George Crumb completed the final revisions for Zeitgeist (Six Tableaux for Two Amplified Pianos, Book I) in 1989. The work is approximately twenty-eight minutes in duration. It was commissioned by the Degenhardt-Kent piano duet. The first performance took place at the Charles Ives Festival in Duisburg, Germany in 1988.
After that. the composer reworked the piece to his liking. Like the rest of the Crumb catalog, this work includes enigmatic sounds and titles for the movements, such as “The Realm of Morpheus (” … the inner eye of dreams”).” The extended techniques involves the players reaching into the piano to attack the strings directly in order to achieve specific timbres that would not otherwise be available from without.
Like many of the composer’s earlier works, elements of the work suggest a coherent and exotic belief system or world view in all its eccentricities. Like his Makrokosmos series for amplified piano(s) in the 1970s, the listener is often drawn to the poetic allusions as potential clues to unlocking the arcane secrets of the composer’s mind.
The sound suggests some very concrete ideology or mystic purpose behind his clear yet unique musical formations. Webern had his naturalist Catholicism; Crumb’s point of departure is anybody’s guess. Part of its enduring interest is its lack of posturing. Scriabin, for example, reveled in the role of the eccentric, mystic genius, and played it up. Satie did something similar, though in a more modern and self-stylized way that was grounded in the Rosicrucians. It was less of a romantic cliché than was the hackneyed persona of his Russian peer.
Crumb has all the interior components of a similarly mystical artistic personality but none of the mannerisms or apparent affiliations. He is the anchor of his own spirit, and nothing else resembles his art, with the exception of a plethora of imitators.
When listening to a work such as Zeitgeist, being a world famous artist does not sound preoccupying to the composer.
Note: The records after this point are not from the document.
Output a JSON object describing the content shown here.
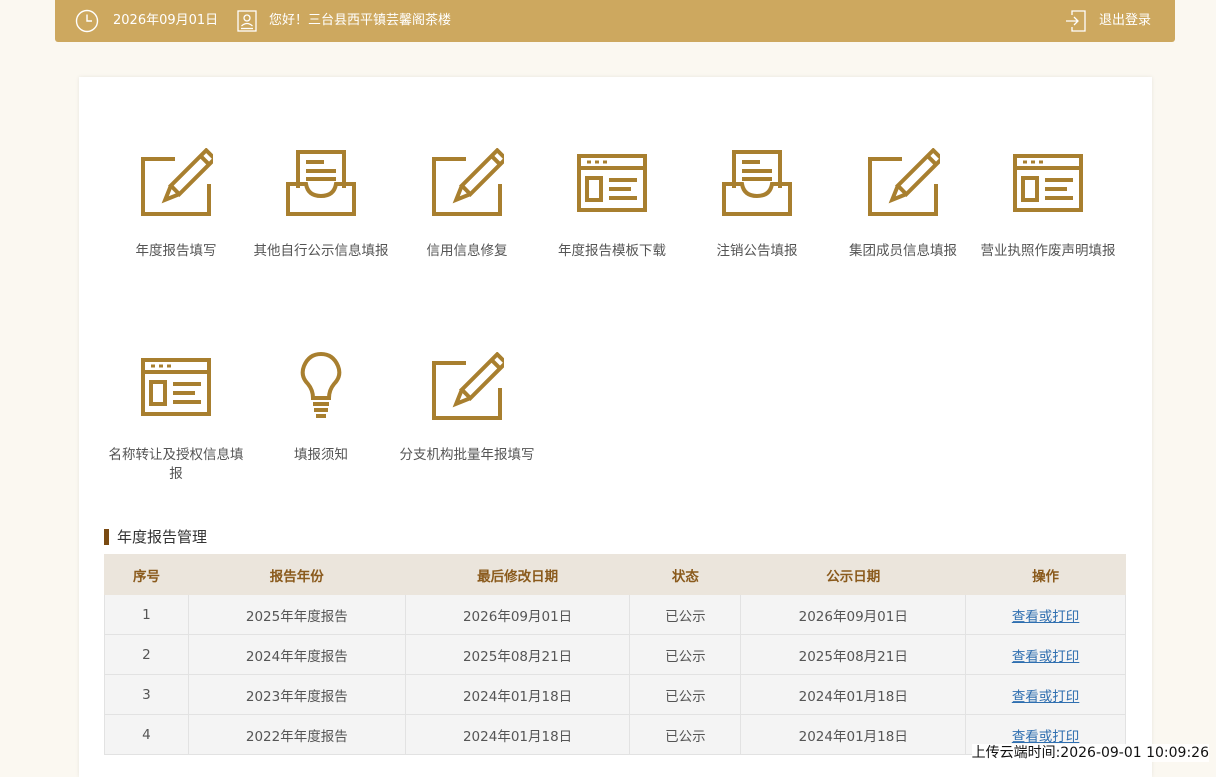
{
  "header": {
    "date": "2026年09月01日",
    "greeting": "您好！三台县西平镇芸馨阁茶楼",
    "logout_label": "退出登录"
  },
  "colors": {
    "topbar": "#cda85f",
    "icon": "#a87f2f",
    "accent": "#7a4a12",
    "link": "#2f6fb0"
  },
  "tiles": [
    {
      "label": "年度报告填写",
      "icon": "edit-pencil-icon"
    },
    {
      "label": "其他自行公示信息填报",
      "icon": "inbox-tray-icon"
    },
    {
      "label": "信用信息修复",
      "icon": "edit-pencil-icon"
    },
    {
      "label": "年度报告模板下载",
      "icon": "browser-window-icon"
    },
    {
      "label": "注销公告填报",
      "icon": "inbox-tray-icon"
    },
    {
      "label": "集团成员信息填报",
      "icon": "edit-pencil-icon"
    },
    {
      "label": "营业执照作废声明填报",
      "icon": "browser-window-icon"
    },
    {
      "label": "名称转让及授权信息填报",
      "icon": "browser-window-icon"
    },
    {
      "label": "填报须知",
      "icon": "lightbulb-icon"
    },
    {
      "label": "分支机构批量年报填写",
      "icon": "edit-pencil-icon"
    }
  ],
  "section": {
    "title": "年度报告管理"
  },
  "table": {
    "headers": [
      "序号",
      "报告年份",
      "最后修改日期",
      "状态",
      "公示日期",
      "操作"
    ],
    "rows": [
      [
        "1",
        "2025年年度报告",
        "2026年09月01日",
        "已公示",
        "2026年09月01日",
        "查看或打印"
      ],
      [
        "2",
        "2024年年度报告",
        "2025年08月21日",
        "已公示",
        "2025年08月21日",
        "查看或打印"
      ],
      [
        "3",
        "2023年年度报告",
        "2024年01月18日",
        "已公示",
        "2024年01月18日",
        "查看或打印"
      ],
      [
        "4",
        "2022年年度报告",
        "2024年01月18日",
        "已公示",
        "2024年01月18日",
        "查看或打印"
      ]
    ]
  },
  "footer": {
    "upload_time": "上传云端时间:2026-09-01 10:09:26"
  }
}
There is compassion to his music that does reflect back upon him as a leader of any wounded aesthetic congregation, as if he does not regard himself as the vital part of an equation consisting of listener, performer, and composer.
Above all, Crumb’s music is American. More precisely, it is nocturnal, pastoral Americana of the highest caliber, revealing a deeply compassionate, inquisitive, and independent imagination. A work such as Zeitgeist does not have more in common with the work of most composers from the United States than it does with the Europeans, with the exception of Charles Ives.
There is little in the scores themselves that verify this connection, but both demonstrate a relationship to the land that is difficult to pin down but easily recognized. Crumb uses fewer indigenous references than Ives, though the Zeitgeist’s fifth movement contains bits of an Appalachian folk song. It could be said that both composers felt less bound to music history than other composers; neither man sounds determined to either break with tradition or serve it.
The music simply is, and that is a rare quality. Even if the listener accepts these rather speculative conjectures, questions remain. Why Zeitgeist? What is the deeper meaning of its movements’ individual titles? It is the apparent importance of these questions that proves that the music is engaging. Many listeners are rarely satisfied to know a piece works. The rigor of Boulez’s syntax has everything to do with why the music works, and one can detect what is working by recognizing its nature, if not its particulars. Crumb’s music remains a mystery, a beautiful one, even with repeated listening.
[All Music Guide]
Excerpts: I have already published a post about the 3rd mov. (Monochord) here. Now go listen to the 4th and 6th.
George Crumb – Zeitgeist (Six Tableaux for Two Amplified Pianos, Book I)